- Task item -
The records are to be copied word for word, and the pictures dropped.
Segment Start: Data listing
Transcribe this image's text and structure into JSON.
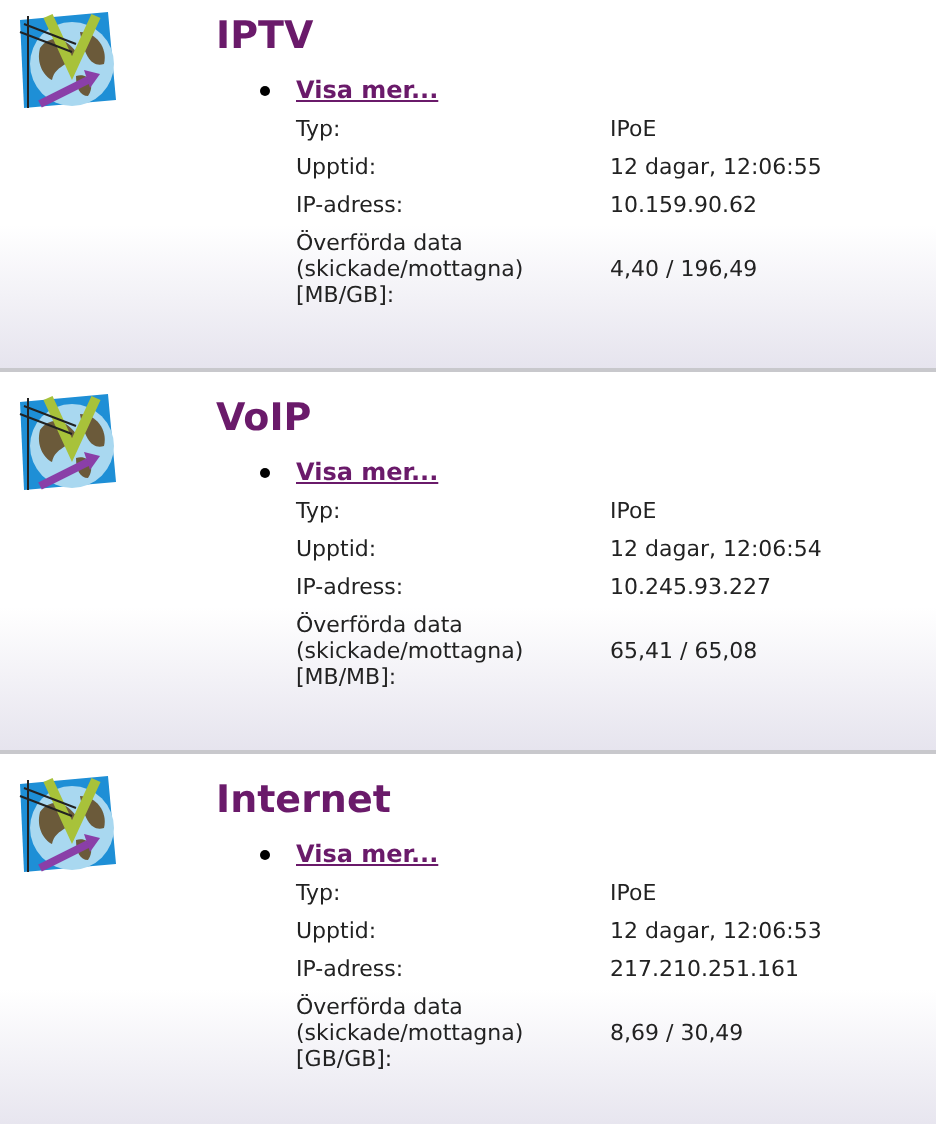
{
  "sections": [
    {
      "title": "IPTV",
      "link": "Visa mer...",
      "rows": [
        {
          "label": "Typ:",
          "value": "IPoE"
        },
        {
          "label": "Upptid:",
          "value": "12 dagar, 12:06:55"
        },
        {
          "label": "IP-adress:",
          "value": "10.159.90.62"
        },
        {
          "label": "Överförda data\n(skickade/mottagna)\n[MB/GB]:",
          "value": "4,40 / 196,49"
        }
      ]
    },
    {
      "title": "VoIP",
      "link": "Visa mer...",
      "rows": [
        {
          "label": "Typ:",
          "value": "IPoE"
        },
        {
          "label": "Upptid:",
          "value": "12 dagar, 12:06:54"
        },
        {
          "label": "IP-adress:",
          "value": "10.245.93.227"
        },
        {
          "label": "Överförda data\n(skickade/mottagna)\n[MB/MB]:",
          "value": "65,41 / 65,08"
        }
      ]
    },
    {
      "title": "Internet",
      "link": "Visa mer...",
      "rows": [
        {
          "label": "Typ:",
          "value": "IPoE"
        },
        {
          "label": "Upptid:",
          "value": "12 dagar, 12:06:53"
        },
        {
          "label": "IP-adress:",
          "value": "217.210.251.161"
        },
        {
          "label": "Överförda data\n(skickade/mottagna)\n[GB/GB]:",
          "value": "8,69 / 30,49"
        }
      ]
    }
  ]
}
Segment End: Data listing
- Exercise output -
Transcribe this image's text and structure into JSON.
{
  "sections": [
    {
      "title": "IPTV",
      "link": "Visa mer...",
      "rows": [
        {
          "label": "Typ:",
          "value": "IPoE"
        },
        {
          "label": "Upptid:",
          "value": "12 dagar, 12:06:55"
        },
        {
          "label": "IP-adress:",
          "value": "10.159.90.62"
        },
        {
          "label": "Överförda data\n(skickade/mottagna)\n[MB/GB]:",
          "value": "4,40 / 196,49"
        }
      ]
    },
    {
      "title": "VoIP",
      "link": "Visa mer...",
      "rows": [
        {
          "label": "Typ:",
          "value": "IPoE"
        },
        {
          "label": "Upptid:",
          "value": "12 dagar, 12:06:54"
        },
        {
          "label": "IP-adress:",
          "value": "10.245.93.227"
        },
        {
          "label": "Överförda data\n(skickade/mottagna)\n[MB/MB]:",
          "value": "65,41 / 65,08"
        }
      ]
    },
    {
      "title": "Internet",
      "link": "Visa mer...",
      "rows": [
        {
          "label": "Typ:",
          "value": "IPoE"
        },
        {
          "label": "Upptid:",
          "value": "12 dagar, 12:06:53"
        },
        {
          "label": "IP-adress:",
          "value": "217.210.251.161"
        },
        {
          "label": "Överförda data\n(skickade/mottagna)\n[GB/GB]:",
          "value": "8,69 / 30,49"
        }
      ]
    }
  ]
}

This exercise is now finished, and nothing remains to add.